**INSTRUCTIONS TO FOLLOW:** For each entry, repeat the text exactly and omit any picture it holds.

____________

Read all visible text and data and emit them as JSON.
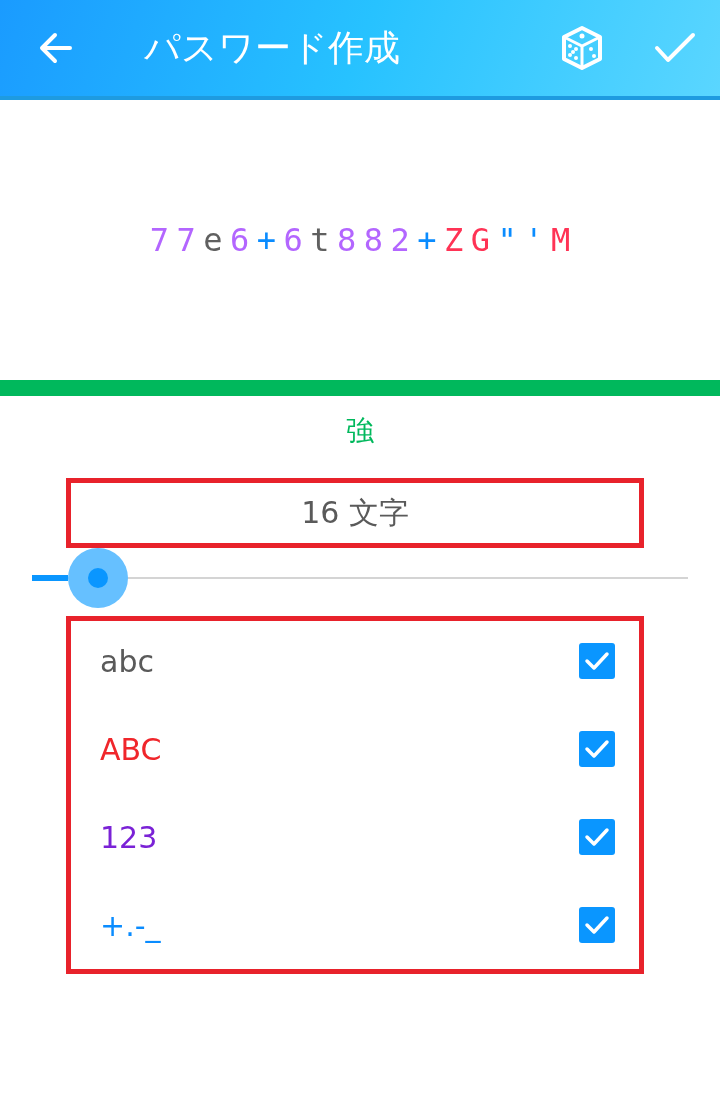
{
  "app_bar": {
    "title": "パスワード作成"
  },
  "password": [
    {
      "char": "7",
      "kind": "digit"
    },
    {
      "char": "7",
      "kind": "digit"
    },
    {
      "char": "e",
      "kind": "lower"
    },
    {
      "char": "6",
      "kind": "digit"
    },
    {
      "char": "+",
      "kind": "symbol"
    },
    {
      "char": "6",
      "kind": "digit"
    },
    {
      "char": "t",
      "kind": "lower"
    },
    {
      "char": "8",
      "kind": "digit"
    },
    {
      "char": "8",
      "kind": "digit"
    },
    {
      "char": "2",
      "kind": "digit"
    },
    {
      "char": "+",
      "kind": "symbol"
    },
    {
      "char": "Z",
      "kind": "upper"
    },
    {
      "char": "G",
      "kind": "upper"
    },
    {
      "char": "\"",
      "kind": "symbol"
    },
    {
      "char": "'",
      "kind": "symbol"
    },
    {
      "char": "M",
      "kind": "upper"
    }
  ],
  "strength": {
    "level": 1,
    "label": "強",
    "color": "#00b85c"
  },
  "length": {
    "label": "16 文字"
  },
  "length_slider": {
    "level": 0.1
  },
  "options": [
    {
      "label": "abc",
      "kind": "lower",
      "checked": true
    },
    {
      "label": "ABC",
      "kind": "upper",
      "checked": true
    },
    {
      "label": "123",
      "kind": "digit",
      "checked": true
    },
    {
      "label": "+.-_",
      "kind": "symbol",
      "checked": true
    }
  ]
}
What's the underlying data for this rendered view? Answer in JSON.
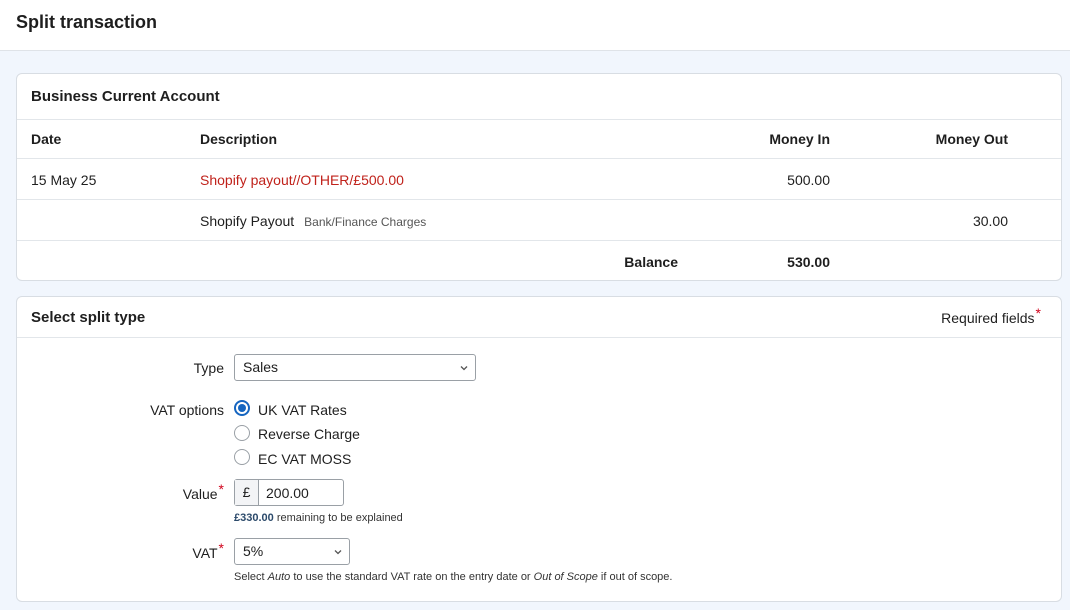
{
  "page": {
    "title": "Split transaction"
  },
  "account": {
    "title": "Business Current Account",
    "headers": {
      "date": "Date",
      "description": "Description",
      "money_in": "Money In",
      "money_out": "Money Out"
    },
    "rows": [
      {
        "date": "15 May 25",
        "description": "Shopify payout//OTHER/£500.00",
        "money_in": "500.00",
        "money_out": ""
      },
      {
        "date": "",
        "description": "Shopify Payout",
        "category": "Bank/Finance Charges",
        "money_in": "",
        "money_out": "30.00"
      }
    ],
    "balance_label": "Balance",
    "balance_value": "530.00"
  },
  "split": {
    "title": "Select split type",
    "required_label": "Required fields",
    "required_star": "*",
    "type_label": "Type",
    "type_value": "Sales",
    "vat_options_label": "VAT options",
    "vat_options": [
      {
        "label": "UK VAT Rates",
        "checked": true
      },
      {
        "label": "Reverse Charge",
        "checked": false
      },
      {
        "label": "EC VAT MOSS",
        "checked": false
      }
    ],
    "value_label": "Value",
    "value_prefix": "£",
    "value": "200.00",
    "remaining_amount": "£330.00",
    "remaining_text": " remaining to be explained",
    "vat_label": "VAT",
    "vat_value": "5%",
    "vat_hint_1": "Select ",
    "vat_hint_auto": "Auto",
    "vat_hint_2": " to use the standard VAT rate on the entry date or ",
    "vat_hint_oos": "Out of Scope",
    "vat_hint_3": " if out of scope."
  },
  "colors": {
    "accent": "#1565c0",
    "link_red": "#c0221b",
    "required": "#d0021b",
    "background": "#f1f6fd"
  },
  "icons": {
    "select_chevron": "chevron-down-icon"
  }
}
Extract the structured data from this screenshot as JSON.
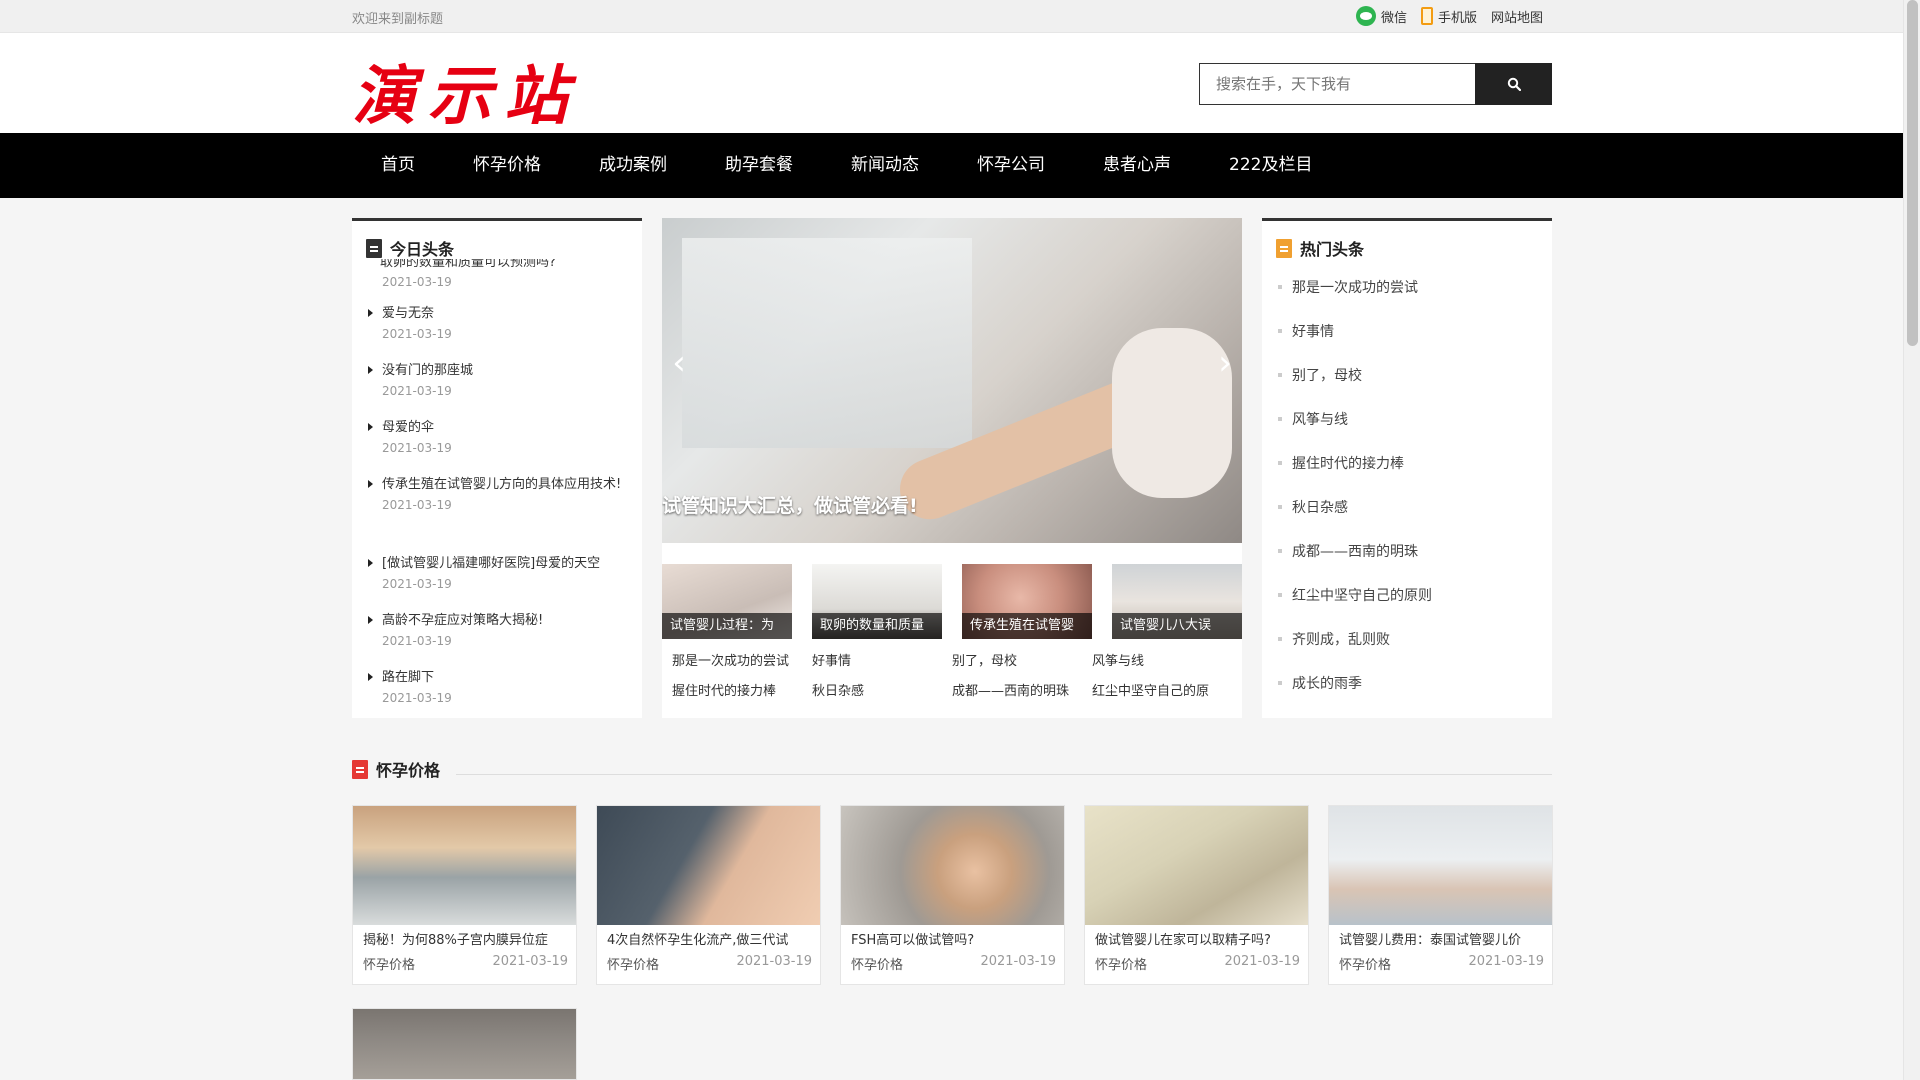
{
  "topbar": {
    "welcome": "欢迎来到副标题",
    "links": [
      {
        "icon": "wechat-icon",
        "label": "微信"
      },
      {
        "icon": "phone-icon",
        "label": "手机版"
      },
      {
        "label": "网站地图"
      }
    ]
  },
  "header": {
    "logo": "演示站",
    "search": {
      "placeholder": "搜索在手，天下我有",
      "button_icon": "search-icon"
    }
  },
  "nav": {
    "items": [
      "首页",
      "怀孕价格",
      "成功案例",
      "助孕套餐",
      "新闻动态",
      "怀孕公司",
      "患者心声",
      "222及栏目"
    ]
  },
  "today": {
    "title": "今日头条",
    "cut_item": "取卵的数量和质量可以预测吗?",
    "items": [
      {
        "title": "爱与无奈",
        "date": "2021-03-19"
      },
      {
        "title": "没有门的那座城",
        "date": "2021-03-19"
      },
      {
        "title": "母爱的伞",
        "date": "2021-03-19"
      },
      {
        "title": "传承生殖在试管婴儿方向的具体应用技术!",
        "date": "2021-03-19"
      },
      {
        "title": "[做试管婴儿福建哪好医院]母爱的天空",
        "date": "2021-03-19"
      },
      {
        "title": "高龄不孕症应对策略大揭秘!",
        "date": "2021-03-19"
      },
      {
        "title": "路在脚下",
        "date": "2021-03-19"
      }
    ],
    "first_date": "2021-03-19"
  },
  "slider": {
    "caption": "试管知识大汇总，做试管必看!",
    "thumbs": [
      "试管婴儿过程：为",
      "取卵的数量和质量",
      "传承生殖在试管婴",
      "试管婴儿八大误"
    ],
    "links_row1": [
      "那是一次成功的尝试",
      "好事情",
      "别了，母校",
      "风筝与线"
    ],
    "links_row2": [
      "握住时代的接力棒",
      "秋日杂感",
      "成都——西南的明珠",
      "红尘中坚守自己的原"
    ]
  },
  "hot": {
    "title": "热门头条",
    "items": [
      "那是一次成功的尝试",
      "好事情",
      "别了，母校",
      "风筝与线",
      "握住时代的接力棒",
      "秋日杂感",
      "成都——西南的明珠",
      "红尘中坚守自己的原则",
      "齐则成，乱则败",
      "成长的雨季"
    ]
  },
  "section": {
    "title": "怀孕价格",
    "cards": [
      {
        "title": "揭秘！为何88%子宫内膜异位症",
        "category": "怀孕价格",
        "date": "2021-03-19"
      },
      {
        "title": "4次自然怀孕生化流产,做三代试",
        "category": "怀孕价格",
        "date": "2021-03-19"
      },
      {
        "title": "FSH高可以做试管吗?",
        "category": "怀孕价格",
        "date": "2021-03-19"
      },
      {
        "title": "做试管婴儿在家可以取精子吗?",
        "category": "怀孕价格",
        "date": "2021-03-19"
      },
      {
        "title": "试管婴儿费用：泰国试管婴儿价",
        "category": "怀孕价格",
        "date": "2021-03-19"
      }
    ]
  }
}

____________

**SOLVED PROBLEM:**
Read all visible text and data and emit them as JSON.
{
  "app_bar": {
    "title": "パスワード作成"
  },
  "password": [
    {
      "char": "7",
      "kind": "digit"
    },
    {
      "char": "7",
      "kind": "digit"
    },
    {
      "char": "e",
      "kind": "lower"
    },
    {
      "char": "6",
      "kind": "digit"
    },
    {
      "char": "+",
      "kind": "symbol"
    },
    {
      "char": "6",
      "kind": "digit"
    },
    {
      "char": "t",
      "kind": "lower"
    },
    {
      "char": "8",
      "kind": "digit"
    },
    {
      "char": "8",
      "kind": "digit"
    },
    {
      "char": "2",
      "kind": "digit"
    },
    {
      "char": "+",
      "kind": "symbol"
    },
    {
      "char": "Z",
      "kind": "upper"
    },
    {
      "char": "G",
      "kind": "upper"
    },
    {
      "char": "\"",
      "kind": "symbol"
    },
    {
      "char": "'",
      "kind": "symbol"
    },
    {
      "char": "M",
      "kind": "upper"
    }
  ],
  "strength": {
    "level": 1,
    "label": "強",
    "color": "#00b85c"
  },
  "length": {
    "label": "16 文字"
  },
  "length_slider": {
    "level": 0.1
  },
  "options": [
    {
      "label": "abc",
      "kind": "lower",
      "checked": true
    },
    {
      "label": "ABC",
      "kind": "upper",
      "checked": true
    },
    {
      "label": "123",
      "kind": "digit",
      "checked": true
    },
    {
      "label": "+.-_",
      "kind": "symbol",
      "checked": true
    }
  ]
}
What's the underlying data for this rendered view? Answer in JSON.
{
  "page": {
    "title": "Split transaction"
  },
  "account": {
    "title": "Business Current Account",
    "headers": {
      "date": "Date",
      "description": "Description",
      "money_in": "Money In",
      "money_out": "Money Out"
    },
    "rows": [
      {
        "date": "15 May 25",
        "description": "Shopify payout//OTHER/£500.00",
        "money_in": "500.00",
        "money_out": ""
      },
      {
        "date": "",
        "description": "Shopify Payout",
        "category": "Bank/Finance Charges",
        "money_in": "",
        "money_out": "30.00"
      }
    ],
    "balance_label": "Balance",
    "balance_value": "530.00"
  },
  "split": {
    "title": "Select split type",
    "required_label": "Required fields",
    "required_star": "*",
    "type_label": "Type",
    "type_value": "Sales",
    "vat_options_label": "VAT options",
    "vat_options": [
      {
        "label": "UK VAT Rates",
        "checked": true
      },
      {
        "label": "Reverse Charge",
        "checked": false
      },
      {
        "label": "EC VAT MOSS",
        "checked": false
      }
    ],
    "value_label": "Value",
    "value_prefix": "£",
    "value": "200.00",
    "remaining_amount": "£330.00",
    "remaining_text": " remaining to be explained",
    "vat_label": "VAT",
    "vat_value": "5%",
    "vat_hint_1": "Select ",
    "vat_hint_auto": "Auto",
    "vat_hint_2": " to use the standard VAT rate on the entry date or ",
    "vat_hint_oos": "Out of Scope",
    "vat_hint_3": " if out of scope."
  },
  "colors": {
    "accent": "#1565c0",
    "link_red": "#c0221b",
    "required": "#d0021b",
    "background": "#f1f6fd"
  },
  "icons": {
    "select_chevron": "chevron-down-icon"
  }
}
Extract the structured data from this screenshot as JSON.
{
  "topbar": {
    "welcome": "欢迎来到副标题",
    "links": [
      {
        "icon": "wechat-icon",
        "label": "微信"
      },
      {
        "icon": "phone-icon",
        "label": "手机版"
      },
      {
        "label": "网站地图"
      }
    ]
  },
  "header": {
    "logo": "演示站",
    "search": {
      "placeholder": "搜索在手，天下我有",
      "button_icon": "search-icon"
    }
  },
  "nav": {
    "items": [
      "首页",
      "怀孕价格",
      "成功案例",
      "助孕套餐",
      "新闻动态",
      "怀孕公司",
      "患者心声",
      "222及栏目"
    ]
  },
  "today": {
    "title": "今日头条",
    "cut_item": "取卵的数量和质量可以预测吗?",
    "items": [
      {
        "title": "爱与无奈",
        "date": "2021-03-19"
      },
      {
        "title": "没有门的那座城",
        "date": "2021-03-19"
      },
      {
        "title": "母爱的伞",
        "date": "2021-03-19"
      },
      {
        "title": "传承生殖在试管婴儿方向的具体应用技术!",
        "date": "2021-03-19"
      },
      {
        "title": "[做试管婴儿福建哪好医院]母爱的天空",
        "date": "2021-03-19"
      },
      {
        "title": "高龄不孕症应对策略大揭秘!",
        "date": "2021-03-19"
      },
      {
        "title": "路在脚下",
        "date": "2021-03-19"
      }
    ],
    "first_date": "2021-03-19"
  },
  "slider": {
    "caption": "试管知识大汇总，做试管必看!",
    "thumbs": [
      "试管婴儿过程：为",
      "取卵的数量和质量",
      "传承生殖在试管婴",
      "试管婴儿八大误"
    ],
    "links_row1": [
      "那是一次成功的尝试",
      "好事情",
      "别了，母校",
      "风筝与线"
    ],
    "links_row2": [
      "握住时代的接力棒",
      "秋日杂感",
      "成都——西南的明珠",
      "红尘中坚守自己的原"
    ]
  },
  "hot": {
    "title": "热门头条",
    "items": [
      "那是一次成功的尝试",
      "好事情",
      "别了，母校",
      "风筝与线",
      "握住时代的接力棒",
      "秋日杂感",
      "成都——西南的明珠",
      "红尘中坚守自己的原则",
      "齐则成，乱则败",
      "成长的雨季"
    ]
  },
  "section": {
    "title": "怀孕价格",
    "cards": [
      {
        "title": "揭秘！为何88%子宫内膜异位症",
        "category": "怀孕价格",
        "date": "2021-03-19"
      },
      {
        "title": "4次自然怀孕生化流产,做三代试",
        "category": "怀孕价格",
        "date": "2021-03-19"
      },
      {
        "title": "FSH高可以做试管吗?",
        "category": "怀孕价格",
        "date": "2021-03-19"
      },
      {
        "title": "做试管婴儿在家可以取精子吗?",
        "category": "怀孕价格",
        "date": "2021-03-19"
      },
      {
        "title": "试管婴儿费用：泰国试管婴儿价",
        "category": "怀孕价格",
        "date": "2021-03-19"
      }
    ]
  }
}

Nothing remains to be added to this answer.